It might seem odd to entertain this idea, since many nonprofit board members are established members of their communities with a professional history. However, it can be dangerous from a financial and reputational standpoint to make assumptions about anyone’s history. News articles have shown how organizations can be embarrassed by information that was discovered about a board member after the individual was appointed.
At a minimum, a general public records search should be conducted on all board members. Extending full background checks to board officers and/or all board members is worth discussion.
The IRS Tax Exempt and Government Entities (TE/GE) division functions to help organizations and entities understand and comply with applicable tax laws and to protect the public by applying them with integrity and fairness.
The TE/GE division reports it has been busy carrying out its 2019 program activities with the added task of navigating and implementing changes resulting from the 2017 Tax Cuts and Jobs Act and recent legislation from The First Act enacted in July 2019. TE/GE reports that it has been hiring and building teams, and announced that Edward T. Killen joined Tamera Ripperda, TE/GE commissioner, as the team’s deputy commissioner.
If you have a nagging feeling this month that you’re not caught up with your accounting tasks, it’s time to clean up your unfinished 2019 work.
It would be great if you could have closed out 2019 knowing that you were all caught up with your accounting work. You sent all your invoices, paid all your bills, and wrapped everything up with a series of reports and a proverbial bow.
Unfortunately, December rarely goes that way. You’re making last-minute adjustments for your taxes. Dealing with the holiday rush if you’re a retailer. Handling end-of-year employee issues, trying to make your monthly sales quotas, and doing something special to make your customers feel appreciated at this time of year.

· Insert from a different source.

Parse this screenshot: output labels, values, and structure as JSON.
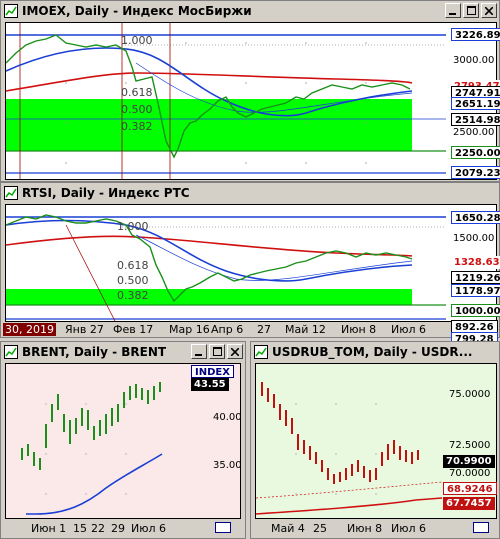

On top of your daily accounting work, you’re feeling pressure in December to get a clear picture of your finances for the entire year. Then the holidays hit, and suddenly you’re ringing in the New Year without having had time for that.
This article offers five things you can do clean up 2019 and make way for 2020.
It’s a good time to start new habits – or refresh old ones. Running reports regularly will help you make better business decisions.
Whether or not you made New Year’s resolutions, you probably look at January as a fresh start in personal and professional matters. Unfortunately, we can’t help you join a gym or organize your closets or meet your monthly sales goals.
What we can do, though, is encourage you to start a new habit that may actually leave you more time for those activities and even improve your company’s financial bottom line. We’re talking about committing to using the reporting tools QuickBooks offers.
You can’t possibly know how your business is doing unless you take advantage of this critical feature. It’s the payoff for all the hard work you do keeping up with your daily accounting workflow. This article offers five things you should try.
At its October 16, 2019 meeting, the FASB affirmed its decisions on two proposed Accounting Standards Updates (ASUs) to extend the deadline to implement FASB standards on current expected credit losses (CECL), leases, hedging and insurance that are not yet effective for some or all companies.